I see many ‘Ghutka’ chewers in my clinic, who mostly visit me to have their tobacco stained teeth cleaned. I hate that job but cannot evade it. More than my hatred towards this cleaning job is my hatred towards these tobacco chewers in general. Every nerve end in my body burns with irritation when I see these people spitting tobacco juice everywhere - once every minute - without any concern, as if they own the world. I can’t do anything and I just allow my stomach lining to get burnt. But when they are in the chair it is a different situation. I treat them alright but I also deliver a sermon which lasts through the session. And sometimes it will be quite a fiery one. I also try to put all sorts of fears, real of course - though a bit exaggerated, in their mind to make them give up ‘Ghutka’. I know it is not of much use but I try.
As I injected, I started my sermon for the benefit of the fellow who was in the chair. I told him that his case was much more serious than the ones that I usually see and if he persists with the addiction he may end up with cancer. I gave him five years, ten at the most. I finished the extraction asking him what prevents him from giving up this dirty habit? I put a pack in his mouth and sent him off. He went out sheepishly.
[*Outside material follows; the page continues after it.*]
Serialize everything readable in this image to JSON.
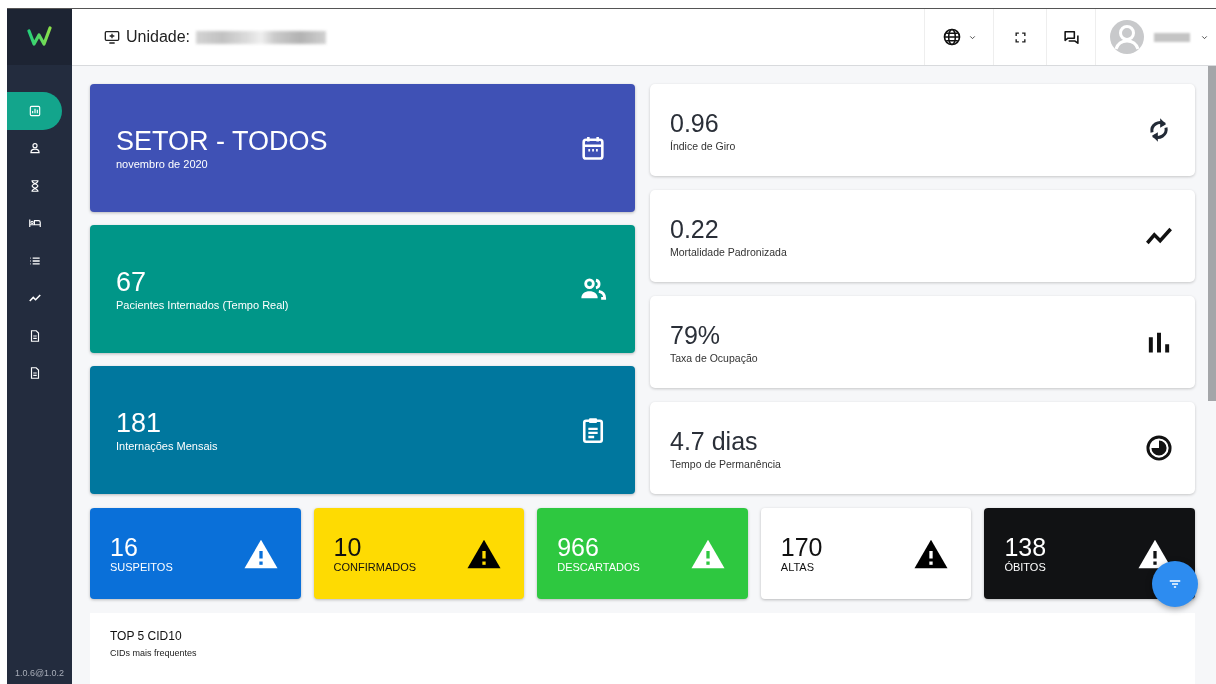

After I finished the next case he entered again and stood silently in a corner. I asked him what was the matter
“You see Doctor saab” he said (in hindi) “I don’t like to chew this stuff all the time but I need it to carry me through the day. I work for nearly ten hours at a stretch with a break of half an hour and it is an exacting job. To do this work for ten hours, I need to eat a lot. But the salary I get is barely enough for two meals and if I don’t work I do not get even that. I am always hungry. A cup of tea costs five rupees and it is almost water. If I put one packet of Ghutka in my mouth it kills my hunger and I can easily carry on for two to three hours.Three packets of Ghutka costing six rupees see me through the day. You say that I will not live more than ten years if I keep eating Ghutka. If I don't, I will die of hunger, much earlier. How am I going to manage if I stop chewing Ghutka?”
I did not know what to say. Look at the fellow, observe his cloths and you can appreciate his words better. Now what am I going to do? Ask his employer to raise his salary? Provide him other employment which is more paying? Suggest that he find an easier job? Suggest him any other remedy? Write to the labour department?
I do not have an answer. If you have, please let me know.